Stored data START
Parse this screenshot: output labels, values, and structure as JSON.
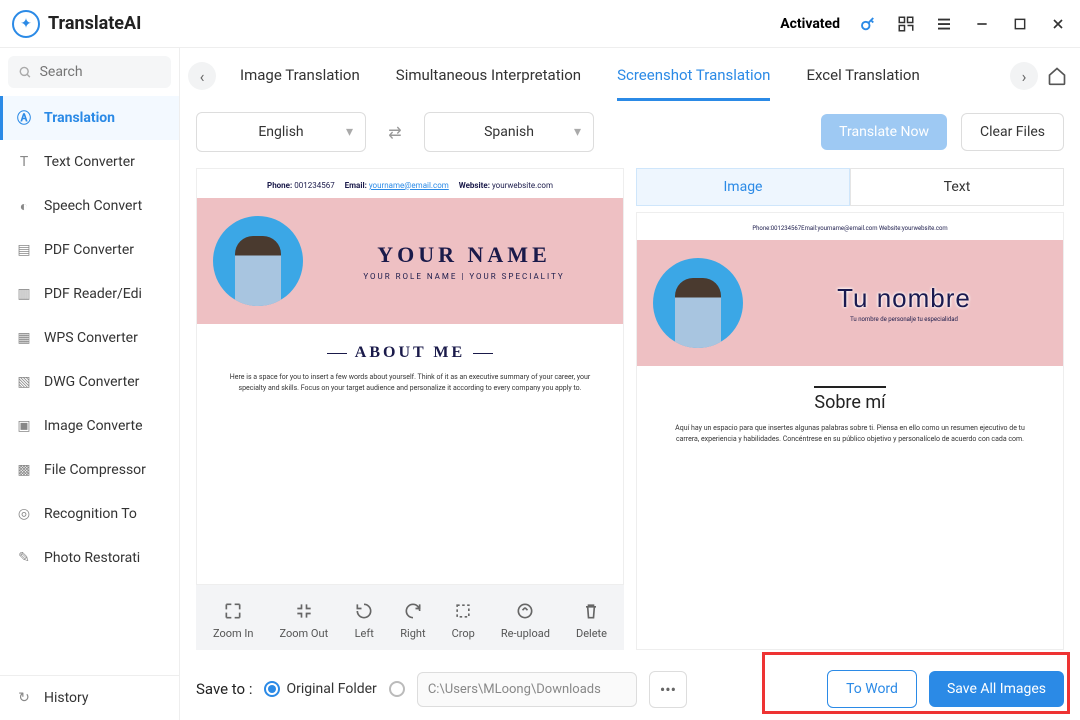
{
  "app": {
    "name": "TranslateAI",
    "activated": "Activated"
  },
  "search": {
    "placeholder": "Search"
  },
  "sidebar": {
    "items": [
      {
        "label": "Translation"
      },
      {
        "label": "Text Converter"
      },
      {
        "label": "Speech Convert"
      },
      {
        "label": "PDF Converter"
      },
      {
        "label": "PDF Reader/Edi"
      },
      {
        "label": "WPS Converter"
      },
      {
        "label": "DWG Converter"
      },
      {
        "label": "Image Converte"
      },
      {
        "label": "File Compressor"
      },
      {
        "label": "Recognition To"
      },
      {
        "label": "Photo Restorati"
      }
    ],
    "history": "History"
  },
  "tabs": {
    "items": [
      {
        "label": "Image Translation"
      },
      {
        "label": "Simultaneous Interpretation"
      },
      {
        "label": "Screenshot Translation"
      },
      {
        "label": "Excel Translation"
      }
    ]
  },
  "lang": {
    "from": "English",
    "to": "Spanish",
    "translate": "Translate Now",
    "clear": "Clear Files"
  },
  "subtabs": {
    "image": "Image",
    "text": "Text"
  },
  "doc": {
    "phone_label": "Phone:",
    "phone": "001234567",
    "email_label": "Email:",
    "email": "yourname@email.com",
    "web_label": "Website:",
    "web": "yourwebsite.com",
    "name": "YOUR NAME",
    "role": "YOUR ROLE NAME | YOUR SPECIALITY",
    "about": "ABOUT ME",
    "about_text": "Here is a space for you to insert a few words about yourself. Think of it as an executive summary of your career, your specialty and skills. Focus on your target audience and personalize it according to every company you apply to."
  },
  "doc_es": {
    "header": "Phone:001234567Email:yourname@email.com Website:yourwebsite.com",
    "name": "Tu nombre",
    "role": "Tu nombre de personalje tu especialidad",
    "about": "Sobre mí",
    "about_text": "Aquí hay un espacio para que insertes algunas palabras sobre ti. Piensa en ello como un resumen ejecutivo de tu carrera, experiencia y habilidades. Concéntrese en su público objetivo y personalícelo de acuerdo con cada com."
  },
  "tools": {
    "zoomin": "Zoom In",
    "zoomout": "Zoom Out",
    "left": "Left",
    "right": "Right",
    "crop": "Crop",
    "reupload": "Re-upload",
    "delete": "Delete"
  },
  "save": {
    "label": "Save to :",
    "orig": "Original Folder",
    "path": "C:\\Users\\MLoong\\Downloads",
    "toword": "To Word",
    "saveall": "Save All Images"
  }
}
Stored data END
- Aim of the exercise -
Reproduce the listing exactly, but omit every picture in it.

- Output of the exercise -
Parse this screenshot: output labels, values, and structure as JSON.
{
  "app": {
    "name": "TranslateAI",
    "activated": "Activated"
  },
  "search": {
    "placeholder": "Search"
  },
  "sidebar": {
    "items": [
      {
        "label": "Translation"
      },
      {
        "label": "Text Converter"
      },
      {
        "label": "Speech Convert"
      },
      {
        "label": "PDF Converter"
      },
      {
        "label": "PDF Reader/Edi"
      },
      {
        "label": "WPS Converter"
      },
      {
        "label": "DWG Converter"
      },
      {
        "label": "Image Converte"
      },
      {
        "label": "File Compressor"
      },
      {
        "label": "Recognition To"
      },
      {
        "label": "Photo Restorati"
      }
    ],
    "history": "History"
  },
  "tabs": {
    "items": [
      {
        "label": "Image Translation"
      },
      {
        "label": "Simultaneous Interpretation"
      },
      {
        "label": "Screenshot Translation"
      },
      {
        "label": "Excel Translation"
      }
    ]
  },
  "lang": {
    "from": "English",
    "to": "Spanish",
    "translate": "Translate Now",
    "clear": "Clear Files"
  },
  "subtabs": {
    "image": "Image",
    "text": "Text"
  },
  "doc": {
    "phone_label": "Phone:",
    "phone": "001234567",
    "email_label": "Email:",
    "email": "yourname@email.com",
    "web_label": "Website:",
    "web": "yourwebsite.com",
    "name": "YOUR NAME",
    "role": "YOUR ROLE NAME | YOUR SPECIALITY",
    "about": "ABOUT ME",
    "about_text": "Here is a space for you to insert a few words about yourself. Think of it as an executive summary of your career, your specialty and skills. Focus on your target audience and personalize it according to every company you apply to."
  },
  "doc_es": {
    "header": "Phone:001234567Email:yourname@email.com Website:yourwebsite.com",
    "name": "Tu nombre",
    "role": "Tu nombre de personalje tu especialidad",
    "about": "Sobre mí",
    "about_text": "Aquí hay un espacio para que insertes algunas palabras sobre ti. Piensa en ello como un resumen ejecutivo de tu carrera, experiencia y habilidades. Concéntrese en su público objetivo y personalícelo de acuerdo con cada com."
  },
  "tools": {
    "zoomin": "Zoom In",
    "zoomout": "Zoom Out",
    "left": "Left",
    "right": "Right",
    "crop": "Crop",
    "reupload": "Re-upload",
    "delete": "Delete"
  },
  "save": {
    "label": "Save to :",
    "orig": "Original Folder",
    "path": "C:\\Users\\MLoong\\Downloads",
    "toword": "To Word",
    "saveall": "Save All Images"
  }
}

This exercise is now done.